Which Gender is the Better at Investing?

It’s fair to say that the broader finance game is a bit of a boys club, but when it comes to everyday investing, both men and women are getting involved.

The question that everyone likes to ponder, of course, is which gender does it better? Sure, men are often seen as the investment gurus, but that doesn’t mean that women aren’t killing it too.

Of course, gender in no way defines the success that an investor will achieve, but it is interesting to note the differences in their respective investment habits and strategies.

Let’s have a look at the differences.


This is an important aspect of investment, as it’s our emotions and confidence that will dictate the decisions we make. The more overconfident we are, the more susceptible to risks we become.

Male investors are often seen as overconfident and can overestimate their investment abilities, while women tend to be more cautious.

Caution can pay off.

A report by Merrill Lynch Wealth Management that compared data from 11,500 investment personality assessments revealed that 55% of women either agreed or strongly agreed with the statement, “I know less than the average investor about financial markets and investing in general.” Only 27% of men answered the same.

Either aspect has its benefits.
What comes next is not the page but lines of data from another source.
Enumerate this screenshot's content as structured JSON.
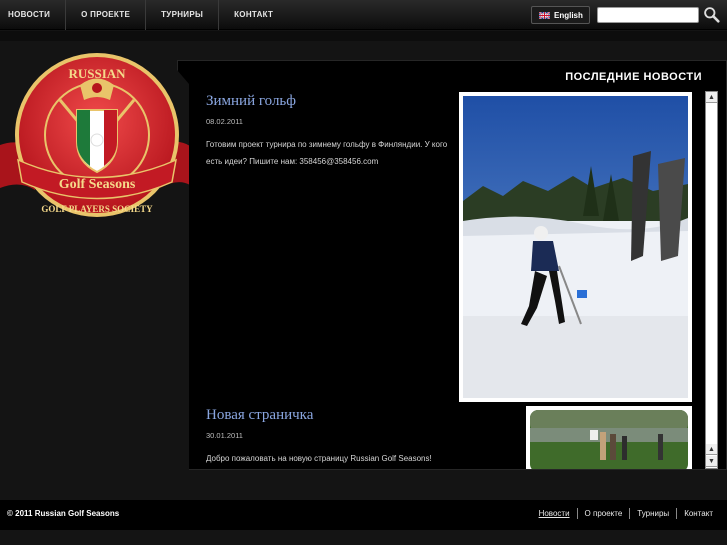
{
  "nav": {
    "items": [
      {
        "label": "НОВОСТИ"
      },
      {
        "label": "О ПРОЕКТЕ"
      },
      {
        "label": "ТУРНИРЫ"
      },
      {
        "label": "КОНТАКТ"
      }
    ],
    "language_button": "English",
    "search_placeholder": ""
  },
  "logo": {
    "top_text": "RUSSIAN",
    "banner_text": "Golf Seasons",
    "bottom_text": "GOLF PLAYERS SOCIETY"
  },
  "panel": {
    "heading": "ПОСЛЕДНИЕ НОВОСТИ",
    "news": [
      {
        "title": "Зимний гольф",
        "date": "08.02.2011",
        "body": "Готовим проект турнира по зимнему гольфу в Финляндии. У кого есть идеи? Пишите нам: 358456@358456.com"
      },
      {
        "title": "Новая страничка",
        "date": "30.01.2011",
        "body": "Добро пожаловать на новую страницу Russian Golf Seasons! Смотрите,"
      }
    ]
  },
  "footer": {
    "copyright": "© 2011 Russian Golf Seasons",
    "links": [
      {
        "label": "Новости"
      },
      {
        "label": "О проекте"
      },
      {
        "label": "Турниры"
      },
      {
        "label": "Контакт"
      }
    ]
  },
  "colors": {
    "accent_title": "#8aa6e0",
    "logo_red": "#d8232a",
    "logo_gold": "#e9c46a"
  }
}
More risk means more reward should your investment take off, but caution will ensure a safe bet with modest returns.


Going back to the previous study, it’s clear that women are much more likely than men to seek financial advice, whereas men are happy to be a “do-it-yourselfer.”

In a US study conducted by Fidelity that used data from 13 million people in corporate retirement plans, it found that “42% of women used professionally managed accounts, compared with 36% of men—the other 64% of men were designated “do-it-yourselfers.”

The biggest divide between the genders is often the knowledge that they perceive they have, says Forbes.

“Men also report that they spend more time learning about investing than women report that they do. When it comes to investing, men are more apt to believe that they know more than they really do while women often do know more then they believe they know.”


Investing is a long term game, but men want the returns now and they want them big. Women on the other hand usually expect smaller returns and leave their money in one place for longer periods of time.

By moving your money more often, you become more susceptible to trading at the wrong time and hence, losing more money than you would by simply leaving it where it is. It also costs you brokerage fees when doing so.

If we use an example from the US, there isn’t a big difference in outcome between the genders. “Vanguard, record-keeper for more than 5,000 defined-contribution retirement plans, found that women earned an average annual total return of 9.7% for the five years through 2014, compared with 10.1% for men.”

At the end of the day, it’s less about who has the better results and more about what we can learn from the differences in investment strategies, as well as closing the gap on financial literacy between the genders.